In 2007, Purdue agreed to pay $600 million to settle federal criminal and civil charges that the company illegally marketed OxyContin. Three Purdue executives also agreed to pay $34.5 million in penalties. But, once again, it didn’t stop the sale of the narcotic.
The lawsuits now accuse the privately held company and the Sackler family of downplaying the risks of addiction to OxyContin while exaggerating its benefits. Prosecutors say the company’s marketing practices encouraged doctors to push higher doses of the narcotic and contributed to a public health crisis.
The response from the company has been nothing short of defensive and misaligned, stating publicly that they weren’t the only ones to sell the narcotic, and that while they are sorry about the opioid crisis, they did not play a direct role. David Sackler, the grandson of the founder of Purdue Pharma, stated in an interview that his family has “so much empathy” for the thousands whose lives have been devastated by opioid addiction. “We feel absolutely terrible. Facts will show we didn’t cause the crisis, but we want to help.”
Not surprisingly, with very little ownership of their role, companies, individuals and organizations are creating distance and loosening their ties with the family. According to reporting by CNBC, art gallery group Tate announced it would no longer accept gifts from the Sacklers. The Guggenheim — which received $9 million in gifts from the Sacklers between 1995 and 2015 — has confirmed it will no longer accept Sackler donations. The Sacklers have also seen their money expelled from hedge fund Hildene Capital Management, and campaigners are also calling on institutions to strip the family’s name from their buildings.
As manufacturers of this drug, the Sackler Family has an obligation to the public to take ownership of its role in the opioid crisis. Their inability to admit fault is in complete misalignment with the communities they serve, both within the medical field and elsewhere. The Sackler name may forever be ruined thanks to this disconnect. But who knows, that might just be the right medicine for the right family.
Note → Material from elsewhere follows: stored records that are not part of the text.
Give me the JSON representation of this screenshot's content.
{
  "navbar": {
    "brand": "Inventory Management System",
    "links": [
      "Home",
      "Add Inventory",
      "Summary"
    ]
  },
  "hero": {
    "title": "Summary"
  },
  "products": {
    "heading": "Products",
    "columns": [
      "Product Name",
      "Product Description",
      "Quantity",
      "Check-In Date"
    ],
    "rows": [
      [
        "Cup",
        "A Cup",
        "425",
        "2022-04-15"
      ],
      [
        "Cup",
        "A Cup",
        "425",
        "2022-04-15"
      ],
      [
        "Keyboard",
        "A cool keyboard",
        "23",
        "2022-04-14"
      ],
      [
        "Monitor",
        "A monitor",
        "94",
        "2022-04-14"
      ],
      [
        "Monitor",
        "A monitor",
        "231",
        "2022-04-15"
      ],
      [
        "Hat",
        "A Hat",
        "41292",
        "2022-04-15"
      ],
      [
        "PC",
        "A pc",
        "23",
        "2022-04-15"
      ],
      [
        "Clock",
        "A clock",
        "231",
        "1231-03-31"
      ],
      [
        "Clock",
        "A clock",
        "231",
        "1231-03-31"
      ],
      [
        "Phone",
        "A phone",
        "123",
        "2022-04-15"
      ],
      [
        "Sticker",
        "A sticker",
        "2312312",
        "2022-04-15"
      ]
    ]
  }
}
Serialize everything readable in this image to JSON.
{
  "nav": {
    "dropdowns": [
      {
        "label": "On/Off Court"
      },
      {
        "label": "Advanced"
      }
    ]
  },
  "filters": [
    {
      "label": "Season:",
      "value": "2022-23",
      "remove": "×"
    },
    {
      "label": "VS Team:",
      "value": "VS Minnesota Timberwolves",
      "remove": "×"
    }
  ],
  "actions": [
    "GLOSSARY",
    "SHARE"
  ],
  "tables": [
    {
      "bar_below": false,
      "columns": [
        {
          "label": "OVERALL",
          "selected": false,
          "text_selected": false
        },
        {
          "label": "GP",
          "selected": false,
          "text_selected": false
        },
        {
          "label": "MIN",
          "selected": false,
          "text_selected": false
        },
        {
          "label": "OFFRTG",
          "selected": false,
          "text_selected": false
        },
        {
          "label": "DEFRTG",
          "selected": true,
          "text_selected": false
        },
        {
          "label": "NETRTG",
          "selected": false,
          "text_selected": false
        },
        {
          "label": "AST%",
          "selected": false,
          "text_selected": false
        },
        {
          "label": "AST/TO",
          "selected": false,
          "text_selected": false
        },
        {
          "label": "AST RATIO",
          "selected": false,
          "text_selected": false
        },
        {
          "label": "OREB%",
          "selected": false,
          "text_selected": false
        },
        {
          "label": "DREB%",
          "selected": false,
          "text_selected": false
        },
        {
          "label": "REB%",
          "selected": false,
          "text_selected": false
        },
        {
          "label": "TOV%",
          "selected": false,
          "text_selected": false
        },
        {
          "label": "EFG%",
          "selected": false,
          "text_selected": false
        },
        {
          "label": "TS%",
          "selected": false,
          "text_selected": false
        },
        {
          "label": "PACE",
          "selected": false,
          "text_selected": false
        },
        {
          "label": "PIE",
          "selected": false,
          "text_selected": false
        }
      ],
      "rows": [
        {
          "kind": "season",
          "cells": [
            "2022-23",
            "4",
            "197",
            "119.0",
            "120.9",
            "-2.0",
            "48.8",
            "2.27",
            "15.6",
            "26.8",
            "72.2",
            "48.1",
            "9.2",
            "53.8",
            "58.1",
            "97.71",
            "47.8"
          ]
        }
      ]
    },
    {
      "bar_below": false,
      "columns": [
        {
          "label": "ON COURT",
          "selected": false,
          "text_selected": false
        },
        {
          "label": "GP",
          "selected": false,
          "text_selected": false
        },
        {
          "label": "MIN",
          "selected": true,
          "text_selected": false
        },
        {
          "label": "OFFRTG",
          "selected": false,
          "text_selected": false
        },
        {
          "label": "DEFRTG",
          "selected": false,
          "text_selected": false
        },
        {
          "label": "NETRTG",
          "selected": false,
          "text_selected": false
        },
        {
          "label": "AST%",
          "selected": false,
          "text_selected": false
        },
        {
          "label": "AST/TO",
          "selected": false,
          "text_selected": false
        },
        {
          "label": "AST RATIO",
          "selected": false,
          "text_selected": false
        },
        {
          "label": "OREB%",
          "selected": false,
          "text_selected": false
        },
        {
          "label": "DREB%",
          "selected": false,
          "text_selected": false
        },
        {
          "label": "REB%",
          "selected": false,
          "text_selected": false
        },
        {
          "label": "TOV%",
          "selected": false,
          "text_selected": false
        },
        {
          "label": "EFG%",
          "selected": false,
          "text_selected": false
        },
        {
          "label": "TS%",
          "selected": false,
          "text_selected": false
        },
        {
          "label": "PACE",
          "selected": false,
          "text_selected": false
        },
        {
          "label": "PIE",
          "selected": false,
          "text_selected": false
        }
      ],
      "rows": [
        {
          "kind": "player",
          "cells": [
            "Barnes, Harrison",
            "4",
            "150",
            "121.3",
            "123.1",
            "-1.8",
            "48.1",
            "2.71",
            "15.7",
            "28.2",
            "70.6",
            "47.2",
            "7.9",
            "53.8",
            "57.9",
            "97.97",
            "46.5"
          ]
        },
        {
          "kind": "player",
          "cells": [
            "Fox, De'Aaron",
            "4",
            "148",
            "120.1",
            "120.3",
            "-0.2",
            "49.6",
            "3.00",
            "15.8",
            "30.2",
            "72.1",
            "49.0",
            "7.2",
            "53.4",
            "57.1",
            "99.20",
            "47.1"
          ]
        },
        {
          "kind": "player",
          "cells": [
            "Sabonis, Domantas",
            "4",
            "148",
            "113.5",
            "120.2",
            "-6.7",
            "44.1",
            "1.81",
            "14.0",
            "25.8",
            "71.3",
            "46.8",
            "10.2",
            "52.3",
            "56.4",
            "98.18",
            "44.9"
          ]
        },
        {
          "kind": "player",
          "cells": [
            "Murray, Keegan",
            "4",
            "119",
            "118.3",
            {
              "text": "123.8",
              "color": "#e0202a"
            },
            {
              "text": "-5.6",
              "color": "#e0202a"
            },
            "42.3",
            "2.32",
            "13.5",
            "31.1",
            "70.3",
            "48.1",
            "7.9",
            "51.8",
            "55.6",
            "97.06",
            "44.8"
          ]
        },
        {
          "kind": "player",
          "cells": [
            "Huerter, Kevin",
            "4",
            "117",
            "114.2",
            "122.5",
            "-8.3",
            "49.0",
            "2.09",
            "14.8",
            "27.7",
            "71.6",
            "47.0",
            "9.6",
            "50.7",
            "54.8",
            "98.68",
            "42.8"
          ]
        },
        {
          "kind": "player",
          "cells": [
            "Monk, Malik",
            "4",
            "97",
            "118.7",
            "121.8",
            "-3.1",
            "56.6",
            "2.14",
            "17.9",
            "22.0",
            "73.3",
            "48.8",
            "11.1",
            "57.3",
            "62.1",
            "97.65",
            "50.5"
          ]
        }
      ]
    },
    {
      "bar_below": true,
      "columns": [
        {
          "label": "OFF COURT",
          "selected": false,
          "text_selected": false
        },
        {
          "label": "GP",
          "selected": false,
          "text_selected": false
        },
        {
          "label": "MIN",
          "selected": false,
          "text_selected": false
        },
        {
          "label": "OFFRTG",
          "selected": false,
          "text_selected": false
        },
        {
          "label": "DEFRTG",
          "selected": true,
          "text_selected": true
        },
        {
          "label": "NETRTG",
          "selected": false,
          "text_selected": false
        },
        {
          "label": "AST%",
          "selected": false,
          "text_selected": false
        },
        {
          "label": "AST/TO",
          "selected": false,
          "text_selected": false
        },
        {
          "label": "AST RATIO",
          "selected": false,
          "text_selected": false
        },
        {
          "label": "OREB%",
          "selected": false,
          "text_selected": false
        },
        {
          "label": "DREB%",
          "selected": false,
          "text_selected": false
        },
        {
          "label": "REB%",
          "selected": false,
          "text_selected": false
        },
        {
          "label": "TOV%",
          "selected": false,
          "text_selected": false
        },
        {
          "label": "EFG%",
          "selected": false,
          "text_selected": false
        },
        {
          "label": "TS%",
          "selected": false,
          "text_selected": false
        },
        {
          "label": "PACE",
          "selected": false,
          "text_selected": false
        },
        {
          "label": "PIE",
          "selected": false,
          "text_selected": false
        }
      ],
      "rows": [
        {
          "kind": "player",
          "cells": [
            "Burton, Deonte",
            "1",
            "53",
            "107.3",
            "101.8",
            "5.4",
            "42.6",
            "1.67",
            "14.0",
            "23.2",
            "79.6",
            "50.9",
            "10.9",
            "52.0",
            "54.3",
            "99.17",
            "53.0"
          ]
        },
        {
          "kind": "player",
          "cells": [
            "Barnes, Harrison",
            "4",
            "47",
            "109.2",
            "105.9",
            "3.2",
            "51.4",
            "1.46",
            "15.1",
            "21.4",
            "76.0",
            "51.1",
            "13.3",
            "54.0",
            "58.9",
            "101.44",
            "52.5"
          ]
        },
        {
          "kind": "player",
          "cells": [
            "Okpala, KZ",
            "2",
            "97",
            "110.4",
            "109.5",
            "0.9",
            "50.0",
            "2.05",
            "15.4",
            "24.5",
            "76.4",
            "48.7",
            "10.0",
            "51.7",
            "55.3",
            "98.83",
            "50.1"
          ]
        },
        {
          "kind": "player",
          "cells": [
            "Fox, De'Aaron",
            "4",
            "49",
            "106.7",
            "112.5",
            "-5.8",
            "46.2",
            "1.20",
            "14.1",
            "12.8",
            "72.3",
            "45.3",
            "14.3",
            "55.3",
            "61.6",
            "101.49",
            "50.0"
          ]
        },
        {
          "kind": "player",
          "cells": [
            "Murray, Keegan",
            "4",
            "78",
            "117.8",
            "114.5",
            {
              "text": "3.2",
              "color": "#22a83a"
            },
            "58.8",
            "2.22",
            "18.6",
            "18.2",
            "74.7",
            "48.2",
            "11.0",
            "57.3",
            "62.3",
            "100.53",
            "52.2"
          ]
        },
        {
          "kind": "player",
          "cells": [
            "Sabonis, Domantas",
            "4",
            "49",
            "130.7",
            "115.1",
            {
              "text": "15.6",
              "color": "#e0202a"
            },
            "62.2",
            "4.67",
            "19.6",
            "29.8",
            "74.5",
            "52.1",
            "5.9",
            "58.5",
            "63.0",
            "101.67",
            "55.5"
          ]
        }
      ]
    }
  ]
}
The country is experiencing an extreme paradigm shift away from a culture of denial to one of accountability. No brand or company is immune to the high standards being set upon by consumers, who show little-to-know tolerance for companies doing harm for the sake of profits. Companies and brands of all sizes must ensure they are connected to their customers’ expectations, and be ready to deliver upon them to avoid catastrophe. The truth is, there’s no company in today’s market that is too big to fail.